My Vans special edition Descendents shoes. They're well-worn and well- loved.
James Van Doren, co-founder of Vans skate shoes, has died at the age of 72, leaving behind a legacy of iconic shoes and devoted followers. What began as a simple skateboarding shoe in 1966 turned into a symbol of the burgeoning Southern California skate culture.
Vans were the shoes of a beachside counter-culture; the thick, rubber-souled lace-ups and slip-ons were not mean to be kept clean. They screamed to be scuffed, ripped and worn until a telltale hole appeared on the toe. Vans were used to do ollies and kickflips, protect your feet in mosh pits and carry California's youth wherever they wanted to go.
The holy moment of the company came with the creation of the checkered slip-on. Originally created only in black-and-white, these flexible, sturdy shoes remained suitable for skating but with an aesthetic that appealed to a much larger crowd. People became obsessed with the shoe, which was later rereleased in an assortment of updated colors, including neon pink and black or electric blue and black.
The shoe from "Back to the Future 2," the Nike Air Mag, is becoming a reality. Early indications are that, unlike the shoes from the film, these will not self-lace. Nike is already known to have patented self-lacing shoes last year, though, so they could be on the way to your hands. And my hands. My hands really want these.

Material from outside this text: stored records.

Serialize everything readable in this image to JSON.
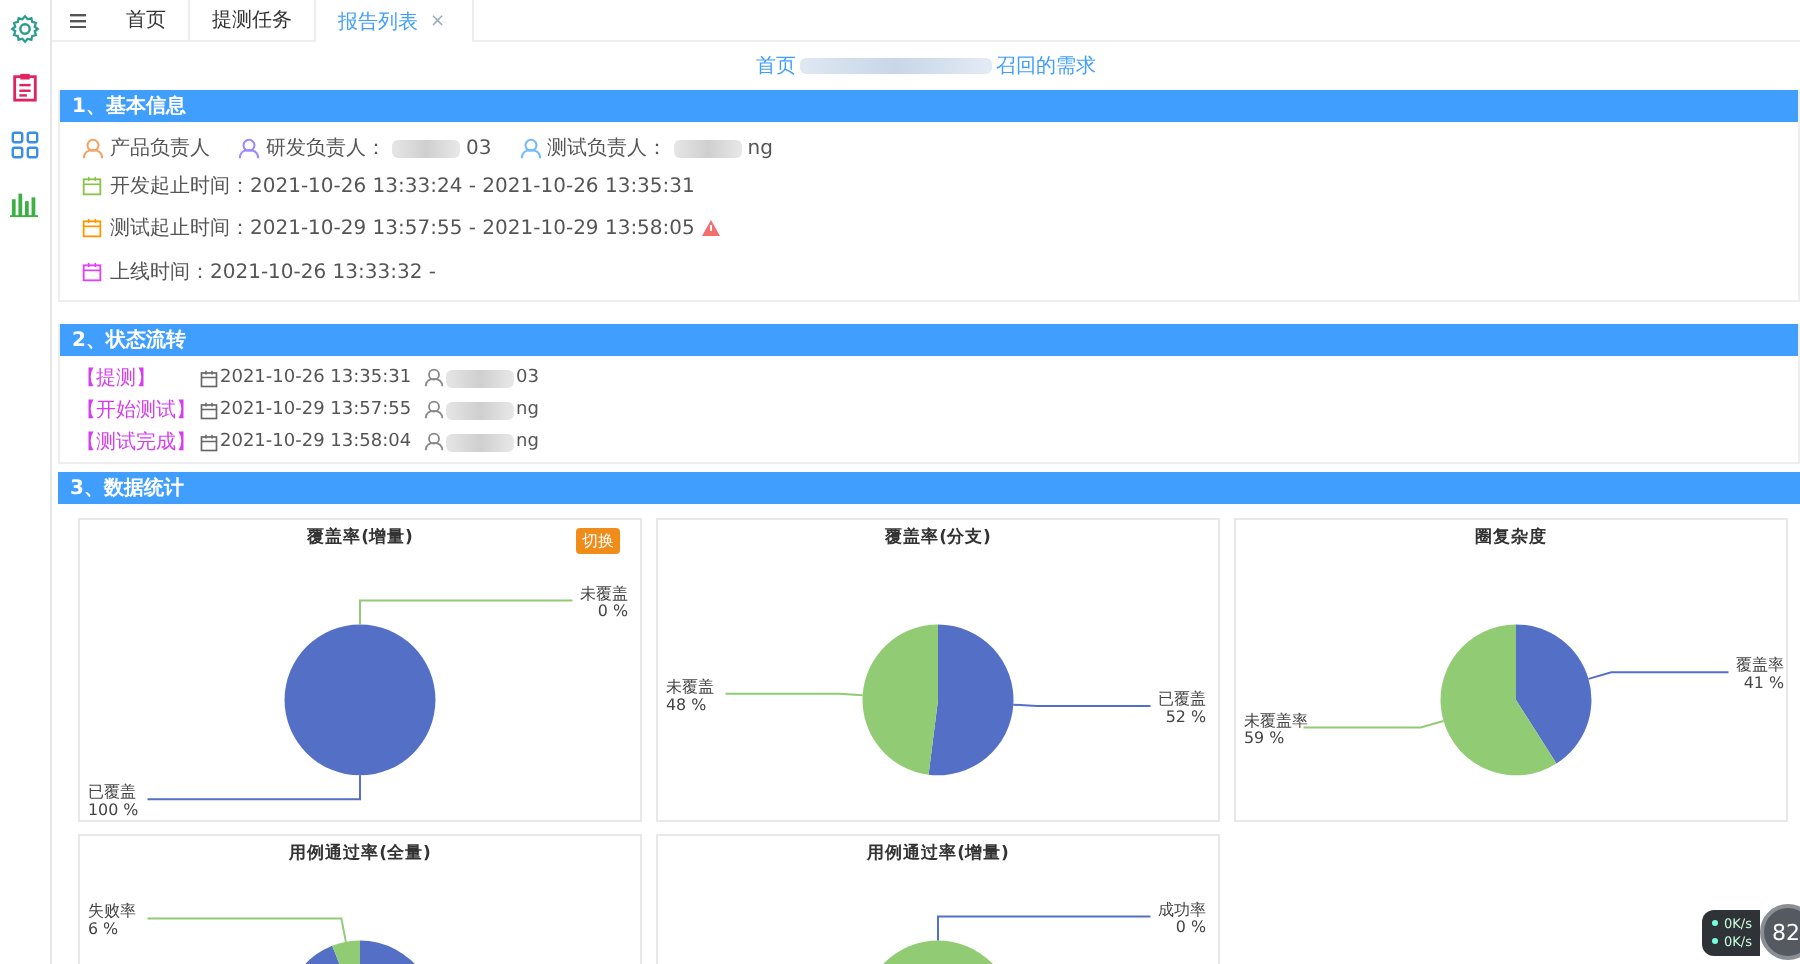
{
  "sidebar": {
    "items": [
      {
        "kind": "gear",
        "color": "#2a9d8f"
      },
      {
        "kind": "clipboard",
        "color": "#e0245e"
      },
      {
        "kind": "grid",
        "color": "#3a8ee6"
      },
      {
        "kind": "bars",
        "color": "#3cb043"
      }
    ]
  },
  "tabs": [
    {
      "label": "首页",
      "selected": false
    },
    {
      "label": "提测任务",
      "selected": false
    },
    {
      "label": "报告列表",
      "selected": true,
      "close_glyph": "×"
    }
  ],
  "page_title": {
    "prefix": "首页",
    "suffix": "召回的需求"
  },
  "basic_info": {
    "title": "1、基本信息",
    "people": [
      {
        "label": "产品负责人",
        "color": "#f4a261"
      },
      {
        "label": "研发负责人：",
        "name_tail": "03",
        "color": "#9c88ff"
      },
      {
        "label": "测试负责人：",
        "name_tail": "ng",
        "color": "#74b9ff"
      }
    ],
    "dates": [
      {
        "text": "开发起止时间：2021-10-26 13:33:24 - 2021-10-26 13:35:31",
        "color": "#8bc34a",
        "warning": false
      },
      {
        "text": "测试起止时间：2021-10-29 13:57:55 - 2021-10-29 13:58:05",
        "color": "#ff9800",
        "warning": true
      },
      {
        "text": "上线时间：2021-10-26 13:33:32 -",
        "color": "#e040fb",
        "warning": false
      }
    ]
  },
  "status_flow": {
    "title": "2、状态流转",
    "events": [
      {
        "status": "【提测】",
        "time": "2021-10-26 13:35:31",
        "user_tail": "03"
      },
      {
        "status": "【开始测试】",
        "time": "2021-10-29 13:57:55",
        "user_tail": "ng"
      },
      {
        "status": "【测试完成】",
        "time": "2021-10-29 13:58:04",
        "user_tail": "ng"
      }
    ]
  },
  "statistics": {
    "title": "3、数据统计",
    "charts": [
      {
        "title": "覆盖率(增量)",
        "switch_button": "切换",
        "chart_data": {
          "type": "pie",
          "categories": [
            "已覆盖",
            "未覆盖"
          ],
          "values": [
            100,
            0
          ],
          "value_labels": [
            "100 %",
            "0 %"
          ]
        }
      },
      {
        "title": "覆盖率(分支)",
        "chart_data": {
          "type": "pie",
          "categories": [
            "已覆盖",
            "未覆盖"
          ],
          "values": [
            52,
            48
          ],
          "value_labels": [
            "52 %",
            "48 %"
          ]
        }
      },
      {
        "title": "圈复杂度",
        "chart_data": {
          "type": "pie",
          "categories": [
            "覆盖率",
            "未覆盖率"
          ],
          "values": [
            41,
            59
          ],
          "value_labels": [
            "41 %",
            "59 %"
          ]
        }
      },
      {
        "title": "用例通过率(全量)",
        "chart_data": {
          "type": "pie",
          "categories": [
            null,
            "失败率"
          ],
          "values": [
            94,
            6
          ],
          "value_labels": [
            null,
            "6 %"
          ]
        }
      },
      {
        "title": "用例通过率(增量)",
        "chart_data": {
          "type": "pie",
          "categories": [
            "成功率",
            null
          ],
          "values": [
            0,
            100
          ],
          "value_labels": [
            "0 %",
            null
          ]
        }
      }
    ]
  },
  "speed_widget": {
    "rates": [
      "0K/s",
      "0K/s"
    ],
    "score": "82"
  }
}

But wait — are these going to be available to the public at large? Michael J. Fox is scheduled to appear on David Letterman tonight, and Nike's CEO has announced that 1,500 pairs will be auctioned off on eBay with proceeds going to the Michael J. Fox Foundation for Parkinson's Research. That's great for the foundation, but that could also point to these being an extremely limited special edition not meant for the public at large. Perhaps these are just prototypes without self-lacing, and that will actually get here by 2015? We'll have at least some answers soon enough.